Chiropractic is based on the relationship between structure and function. The only reason chiropractors address misalignments of spinal joints is to restore proper function. The effects are both local and systemic. The spinal cord is secured to the spine at several levels by small ligaments. When chiropractors apply a force at these foundational levels of the spine, the spinal cord is affected. The overall tension of the spinal cord can change, which impacts the signal-carrying ability of the spinal cord. The spinal cord is the body’s conduit of information between the brain and the muscles and organs. That is why we see systemic changes during chiropractic treatment.
The Annals of Vertebral Subluxation Research includes case reports on chiropractic patients. The treatments are primarily chiropractic, and are not meshed together with complicated “wellness” programs, which are popular but can not show an effect due to one treatment modality. For example, a patient at a “wellness” clinic may get chiropractic, massage, acupuncture, orthotics, supplements, and physical therapy modalities like ultrasound and cold laser. In this situation, how can doctor or patient comprehend what has helped the patient? This is why AVSR case reports are primarily based on chiropractic care. The Fall 2014 edition of AVSR highlights resolution or improvements of the following secondary conditions:
- Multiple sclerosis symptoms
- Trigeminal neuralgia
- Carpal tunnel syndrome
- Chronic shoulder pain
- Plantar fasciitis
These conditions are primarily neurological in nature.

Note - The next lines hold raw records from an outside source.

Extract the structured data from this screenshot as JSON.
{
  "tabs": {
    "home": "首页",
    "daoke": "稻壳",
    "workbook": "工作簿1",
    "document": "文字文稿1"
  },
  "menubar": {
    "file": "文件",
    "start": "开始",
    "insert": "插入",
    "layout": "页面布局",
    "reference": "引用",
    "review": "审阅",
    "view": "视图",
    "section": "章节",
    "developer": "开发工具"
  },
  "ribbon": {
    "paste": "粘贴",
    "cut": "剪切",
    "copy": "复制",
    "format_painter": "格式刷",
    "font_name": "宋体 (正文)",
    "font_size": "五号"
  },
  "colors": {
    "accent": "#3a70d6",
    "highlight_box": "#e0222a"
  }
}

Chiropractic has strong neurological effects, which explains its success with helping people with a wide variety of problems. The foundation of chiropractic is the neurospinal system.